Following this keynote attention turned to the European Skills Agenda and whether the priorities set up in this ambitious EU plan are also valid for other parts of the world. José Roberto Guevara, Associate Professor of International Development at the Royal Melbourne Institute of Technology, while praising the Skills Agenda for proposing a holistic approach, underlined that, from an Asian-Pacific perspective, it is important for Europe to look outside and to advocate for the same things in different parts of the world. Timothy Ireland, Vice-president for Latin America International Council for Adult Education (ICAE), raised attention about the very different challenges this part of the world is tackling in comparison to Europe such as a dramatic increase in poverty. The countries’ and people’s priorities naturally revolve around survival. He also reminded that, in such challenging contexts, adult education has to rely on its own spirit of adventure and invention. Shirley Walters, Professor Emerita at the University of Western Cape, South Africa, reflected on inequalities, on the power relations influencing policies in South Africa and advocated for a broader agenda, also including those who are striving with poverty.
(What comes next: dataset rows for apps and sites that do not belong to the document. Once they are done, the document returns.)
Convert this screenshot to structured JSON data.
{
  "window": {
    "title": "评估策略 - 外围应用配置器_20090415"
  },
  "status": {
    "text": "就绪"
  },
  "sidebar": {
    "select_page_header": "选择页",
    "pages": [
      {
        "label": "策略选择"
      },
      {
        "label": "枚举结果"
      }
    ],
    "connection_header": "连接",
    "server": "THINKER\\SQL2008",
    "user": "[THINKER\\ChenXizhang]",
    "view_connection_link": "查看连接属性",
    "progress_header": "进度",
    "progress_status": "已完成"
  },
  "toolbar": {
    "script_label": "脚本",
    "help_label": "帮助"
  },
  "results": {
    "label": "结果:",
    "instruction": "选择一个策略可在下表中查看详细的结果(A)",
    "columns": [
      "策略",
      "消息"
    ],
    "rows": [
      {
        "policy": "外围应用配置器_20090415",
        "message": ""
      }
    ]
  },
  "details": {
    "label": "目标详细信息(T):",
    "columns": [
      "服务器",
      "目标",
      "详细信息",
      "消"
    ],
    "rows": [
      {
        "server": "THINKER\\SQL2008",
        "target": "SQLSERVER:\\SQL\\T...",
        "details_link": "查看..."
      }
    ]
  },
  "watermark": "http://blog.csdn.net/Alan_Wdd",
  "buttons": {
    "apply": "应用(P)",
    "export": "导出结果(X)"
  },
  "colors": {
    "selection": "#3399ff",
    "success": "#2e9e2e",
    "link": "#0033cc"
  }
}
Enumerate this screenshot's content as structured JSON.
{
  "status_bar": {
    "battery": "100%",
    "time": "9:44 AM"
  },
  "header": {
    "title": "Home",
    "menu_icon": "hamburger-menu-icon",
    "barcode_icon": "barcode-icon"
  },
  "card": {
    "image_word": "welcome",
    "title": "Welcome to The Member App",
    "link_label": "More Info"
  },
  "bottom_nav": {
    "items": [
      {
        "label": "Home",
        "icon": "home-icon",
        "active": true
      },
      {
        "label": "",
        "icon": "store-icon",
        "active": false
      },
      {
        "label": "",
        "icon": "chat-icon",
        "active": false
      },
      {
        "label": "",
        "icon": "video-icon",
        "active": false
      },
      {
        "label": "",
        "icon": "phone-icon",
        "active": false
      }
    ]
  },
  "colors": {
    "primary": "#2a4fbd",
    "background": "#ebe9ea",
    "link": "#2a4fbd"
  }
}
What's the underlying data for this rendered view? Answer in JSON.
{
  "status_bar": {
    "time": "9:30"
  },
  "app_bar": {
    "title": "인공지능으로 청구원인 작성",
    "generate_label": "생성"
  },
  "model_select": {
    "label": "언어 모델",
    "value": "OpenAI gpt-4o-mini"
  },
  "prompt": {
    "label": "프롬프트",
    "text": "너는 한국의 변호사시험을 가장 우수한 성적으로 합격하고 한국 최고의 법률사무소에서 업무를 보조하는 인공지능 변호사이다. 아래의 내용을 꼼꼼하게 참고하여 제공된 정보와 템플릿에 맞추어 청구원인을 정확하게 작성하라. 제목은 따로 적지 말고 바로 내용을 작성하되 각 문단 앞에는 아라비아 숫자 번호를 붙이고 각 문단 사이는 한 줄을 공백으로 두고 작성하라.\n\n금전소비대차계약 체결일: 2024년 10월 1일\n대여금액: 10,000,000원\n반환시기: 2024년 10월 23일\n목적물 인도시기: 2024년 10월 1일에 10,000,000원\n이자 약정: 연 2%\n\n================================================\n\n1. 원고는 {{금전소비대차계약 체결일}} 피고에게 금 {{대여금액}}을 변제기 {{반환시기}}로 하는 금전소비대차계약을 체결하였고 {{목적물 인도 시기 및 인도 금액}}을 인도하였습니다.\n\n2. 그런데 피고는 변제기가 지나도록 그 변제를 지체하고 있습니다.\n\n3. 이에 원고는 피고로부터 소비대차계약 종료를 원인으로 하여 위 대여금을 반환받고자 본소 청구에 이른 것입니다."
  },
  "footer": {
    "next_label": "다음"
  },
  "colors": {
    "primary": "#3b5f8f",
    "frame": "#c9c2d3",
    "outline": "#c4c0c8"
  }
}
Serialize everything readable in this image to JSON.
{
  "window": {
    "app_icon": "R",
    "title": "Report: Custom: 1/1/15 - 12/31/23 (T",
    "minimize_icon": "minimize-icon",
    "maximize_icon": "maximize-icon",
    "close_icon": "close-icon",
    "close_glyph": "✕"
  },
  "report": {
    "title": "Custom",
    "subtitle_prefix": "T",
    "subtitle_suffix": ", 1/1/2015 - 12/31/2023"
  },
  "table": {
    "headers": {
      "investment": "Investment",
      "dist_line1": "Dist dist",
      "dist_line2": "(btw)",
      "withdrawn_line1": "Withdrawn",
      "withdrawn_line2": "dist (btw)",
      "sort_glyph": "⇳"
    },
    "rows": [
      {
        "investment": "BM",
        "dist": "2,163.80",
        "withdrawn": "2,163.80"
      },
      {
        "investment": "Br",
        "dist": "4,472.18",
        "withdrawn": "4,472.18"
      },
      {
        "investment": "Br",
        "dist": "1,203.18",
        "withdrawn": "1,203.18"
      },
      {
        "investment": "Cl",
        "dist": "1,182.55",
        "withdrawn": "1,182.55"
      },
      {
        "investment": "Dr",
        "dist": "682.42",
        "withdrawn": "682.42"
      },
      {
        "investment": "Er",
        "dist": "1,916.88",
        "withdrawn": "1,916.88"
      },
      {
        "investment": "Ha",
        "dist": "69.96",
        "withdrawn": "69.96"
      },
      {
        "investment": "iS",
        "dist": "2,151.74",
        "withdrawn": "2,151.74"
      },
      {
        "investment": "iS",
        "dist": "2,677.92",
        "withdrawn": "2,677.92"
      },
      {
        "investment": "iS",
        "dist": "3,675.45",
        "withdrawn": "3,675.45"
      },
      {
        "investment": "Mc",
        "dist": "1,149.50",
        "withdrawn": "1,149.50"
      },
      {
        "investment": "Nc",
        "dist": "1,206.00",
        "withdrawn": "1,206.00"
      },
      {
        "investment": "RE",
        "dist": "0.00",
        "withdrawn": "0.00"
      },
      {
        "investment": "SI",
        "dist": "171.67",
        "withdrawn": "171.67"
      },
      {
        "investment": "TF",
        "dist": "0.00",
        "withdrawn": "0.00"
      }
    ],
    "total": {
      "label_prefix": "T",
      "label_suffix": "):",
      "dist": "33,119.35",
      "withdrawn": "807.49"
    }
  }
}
Uwe Gartenschlaeger, President of The European Association for the Education of Adults, called for  access to the digital world as a common good. He pointed out the patronising tendency of talking of lifelong learning for Europe and primary education for the rest of the world.He emphasised that we should not divide the concepts between what is good for us and what is good for others. David Atchoarena, Director of the UNESCO Institute for Lifelong Learning, finally focused on adult education as a powerful tool for building resilience, also in disadvantaged areas of the world, and, reflecting on the impact of COVID-19 on adult learning, mentioned the need of new tools but also the rediscovery of old ones, such as community radios. I was very interested in this last point as I have yet to understand why our government did not make more use of TV channels and radio when the UK schools were closed. 

There were two final workshops on Digital Citizenship and Democracy and Values. I attended the Digital Citizenship strand. This focused on the benefits but also the obstacles brought by the digital transformation, especially for those from disadvantaged backgrounds: the importance of basic digital skills and media literacy, the need of building a community and a sense of belonging, and the centrality of access. Again I had an opportunity to explain some of the work of ILG in this context. 

The Conference was closed by Markus Rester, Head of Sector, DG EAC, who shared the first impressive outcomes of the Conference and thanked the EPALE community which made it possible.

This is such an inspiring community and an amazing crossing of borders and cultures. I hope that it will be possible for the UK still to be contributing to this despite Brexit at the end of this year as it is a fantastic example of collaboration for the common good – and it is exceptionally well funded too!!!

Find out more about the EPALE conference

Leave a Comment

Your email address will not be published. Required fields are marked *